Like a cell phone that sets its clock to a signal from the phone company, your internal clock synchronizes to signals in the environment.
The strongest signal is light, both sunlight and artificial light.
Social cues can also affect your internal clock, such as when your alarm goes off or when you drive to work each day. But some research suggests that these aren’t enough by themselves — you also need light signals.
Night workers have a hard time sleeping during the day because they can usually still see sunlight. This makes their body think it’s time to be awake.
However, oil rig workers who work at night and sleep in a cabin without any windows have an easier time adapting to the night shift. The absence of light at “night” helps them make the transition.
So what does this mean for the start or end of DST?
After the DST shift, if you’re trying to wake up when your internal clock thinks it should be asleep, or vice versa, you’re going to have a hard time.
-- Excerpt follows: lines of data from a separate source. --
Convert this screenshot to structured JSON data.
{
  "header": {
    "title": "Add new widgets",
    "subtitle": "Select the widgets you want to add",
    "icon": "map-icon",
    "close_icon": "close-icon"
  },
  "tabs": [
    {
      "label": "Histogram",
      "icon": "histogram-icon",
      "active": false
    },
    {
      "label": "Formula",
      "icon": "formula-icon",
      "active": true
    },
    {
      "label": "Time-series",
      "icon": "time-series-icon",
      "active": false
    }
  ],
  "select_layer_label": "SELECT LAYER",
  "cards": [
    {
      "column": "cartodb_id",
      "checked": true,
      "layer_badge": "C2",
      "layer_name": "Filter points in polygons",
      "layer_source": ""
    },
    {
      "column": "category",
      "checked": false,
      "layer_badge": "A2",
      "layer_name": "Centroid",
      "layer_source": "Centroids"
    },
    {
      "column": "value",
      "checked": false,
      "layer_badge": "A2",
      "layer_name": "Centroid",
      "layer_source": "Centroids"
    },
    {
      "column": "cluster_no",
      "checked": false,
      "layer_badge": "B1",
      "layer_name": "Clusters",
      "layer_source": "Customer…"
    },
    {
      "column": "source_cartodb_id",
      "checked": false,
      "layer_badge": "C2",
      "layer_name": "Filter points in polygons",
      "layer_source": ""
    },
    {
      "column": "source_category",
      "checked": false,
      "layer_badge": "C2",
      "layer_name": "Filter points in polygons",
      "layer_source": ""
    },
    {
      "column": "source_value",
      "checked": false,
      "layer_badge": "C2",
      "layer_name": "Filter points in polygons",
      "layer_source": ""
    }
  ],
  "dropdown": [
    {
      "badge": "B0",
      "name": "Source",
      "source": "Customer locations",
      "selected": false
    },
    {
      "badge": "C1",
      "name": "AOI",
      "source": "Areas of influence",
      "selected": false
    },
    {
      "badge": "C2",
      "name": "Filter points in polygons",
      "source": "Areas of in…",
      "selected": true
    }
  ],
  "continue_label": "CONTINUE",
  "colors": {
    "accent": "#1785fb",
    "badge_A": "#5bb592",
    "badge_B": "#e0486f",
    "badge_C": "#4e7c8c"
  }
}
Eventually, though, your internal clock will adapt to the new social clues, but this will take several days.
Should we ditch DST?
With all the havoc that the DST shift wreaks on our bodies — not to mention the increased risk of traffic and other accidents — many people have argued that we should get rid of DST altogether.
DST was instituted during World War I as a way to save energy.
Studies done in the 1970s by the U.S. Department of Transportation found that DST saved about 1 percent on national electricity usage because there was more light available in the evening.
However, when Indiana instituted DST for the first time in 2006, DST increased statewide residential electricity use by 1 percent.
Researchers think that although demand for lighting may have decreased, this was offset by electricity needed for cooling on summer evenings and heating in early spring and late fall mornings.
The increased use of computers, cell phones, and electronics could also play a part because people may use their extra evening daylight during DST to go online rather than outside.
There are a lot of arguments on both sides of DST, but it’s unlikely to change any time soon.
Your only option right now is to make the best of it.
“Daylight saving time change could provide a wonderful opportunity to make sleep a priority,” said Walia, “and set up routines, in terms of sleep-wake cycle and just getting into nice habits.”
According to the Centers for Disease Control and Prevention (CDC), 35 percent of American adults don’t get the recommended seven hours or more of sleep each night.
Walia said you can take simple steps to set up good sleep habits, such as going to sleep and waking up at the same time each day — on weekdays and weekends.
Exercising at the same time each day — preferably a few hours before nighttime — can also keep your body’s internal clock on schedule.
If you head into the time change with good sleep habits, you may have an easier time with the transition.
But if you didn’t, you can use the groggy feeling as a reminder to clean up your sleep hygiene.
“You could really take this time to rejuvenate your sleep-wake cycle and make sleep a priority,” said Walia.